== Work request ==
Write out the whole listing exactly as it is written below.
-------- Extracted records
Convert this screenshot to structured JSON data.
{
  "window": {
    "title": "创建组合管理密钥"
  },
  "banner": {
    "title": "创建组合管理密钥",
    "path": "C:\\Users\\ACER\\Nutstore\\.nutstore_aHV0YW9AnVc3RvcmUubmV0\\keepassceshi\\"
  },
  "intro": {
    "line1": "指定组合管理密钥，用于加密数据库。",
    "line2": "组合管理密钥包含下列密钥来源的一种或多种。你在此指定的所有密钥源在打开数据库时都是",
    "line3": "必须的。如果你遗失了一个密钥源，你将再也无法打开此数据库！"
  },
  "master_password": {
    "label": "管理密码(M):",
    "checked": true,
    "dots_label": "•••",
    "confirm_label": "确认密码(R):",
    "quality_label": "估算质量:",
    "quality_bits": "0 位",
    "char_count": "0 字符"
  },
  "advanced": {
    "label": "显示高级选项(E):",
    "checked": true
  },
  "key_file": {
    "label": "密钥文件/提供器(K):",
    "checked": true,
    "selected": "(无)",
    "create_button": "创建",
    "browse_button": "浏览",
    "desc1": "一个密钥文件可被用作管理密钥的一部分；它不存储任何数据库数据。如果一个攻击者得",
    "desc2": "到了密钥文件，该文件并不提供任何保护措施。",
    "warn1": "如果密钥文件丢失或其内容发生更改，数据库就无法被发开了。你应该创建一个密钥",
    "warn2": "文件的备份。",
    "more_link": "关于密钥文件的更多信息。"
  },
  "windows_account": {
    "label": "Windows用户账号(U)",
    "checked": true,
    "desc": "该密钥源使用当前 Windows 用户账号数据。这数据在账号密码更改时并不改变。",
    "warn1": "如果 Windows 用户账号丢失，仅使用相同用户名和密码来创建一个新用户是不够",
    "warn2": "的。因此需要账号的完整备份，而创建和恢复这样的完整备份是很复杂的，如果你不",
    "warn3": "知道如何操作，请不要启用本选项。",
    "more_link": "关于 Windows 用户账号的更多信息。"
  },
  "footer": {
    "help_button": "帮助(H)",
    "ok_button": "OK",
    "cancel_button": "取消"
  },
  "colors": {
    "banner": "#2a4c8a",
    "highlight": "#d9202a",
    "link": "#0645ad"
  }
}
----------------
== Answer to the problem ==
Convert this screenshot to structured JSON data.
{
  "window": {
    "title": "创建组合管理密钥"
  },
  "banner": {
    "title": "创建组合管理密钥",
    "path": "C:\\Users\\ACER\\Nutstore\\.nutstore_aHV0YW9AnVc3RvcmUubmV0\\keepassceshi\\"
  },
  "intro": {
    "line1": "指定组合管理密钥，用于加密数据库。",
    "line2": "组合管理密钥包含下列密钥来源的一种或多种。你在此指定的所有密钥源在打开数据库时都是",
    "line3": "必须的。如果你遗失了一个密钥源，你将再也无法打开此数据库！"
  },
  "master_password": {
    "label": "管理密码(M):",
    "checked": true,
    "dots_label": "•••",
    "confirm_label": "确认密码(R):",
    "quality_label": "估算质量:",
    "quality_bits": "0 位",
    "char_count": "0 字符"
  },
  "advanced": {
    "label": "显示高级选项(E):",
    "checked": true
  },
  "key_file": {
    "label": "密钥文件/提供器(K):",
    "checked": true,
    "selected": "(无)",
    "create_button": "创建",
    "browse_button": "浏览",
    "desc1": "一个密钥文件可被用作管理密钥的一部分；它不存储任何数据库数据。如果一个攻击者得",
    "desc2": "到了密钥文件，该文件并不提供任何保护措施。",
    "warn1": "如果密钥文件丢失或其内容发生更改，数据库就无法被发开了。你应该创建一个密钥",
    "warn2": "文件的备份。",
    "more_link": "关于密钥文件的更多信息。"
  },
  "windows_account": {
    "label": "Windows用户账号(U)",
    "checked": true,
    "desc": "该密钥源使用当前 Windows 用户账号数据。这数据在账号密码更改时并不改变。",
    "warn1": "如果 Windows 用户账号丢失，仅使用相同用户名和密码来创建一个新用户是不够",
    "warn2": "的。因此需要账号的完整备份，而创建和恢复这样的完整备份是很复杂的，如果你不",
    "warn3": "知道如何操作，请不要启用本选项。",
    "more_link": "关于 Windows 用户账号的更多信息。"
  },
  "footer": {
    "help_button": "帮助(H)",
    "ok_button": "OK",
    "cancel_button": "取消"
  },
  "colors": {
    "banner": "#2a4c8a",
    "highlight": "#d9202a",
    "link": "#0645ad"
  }
}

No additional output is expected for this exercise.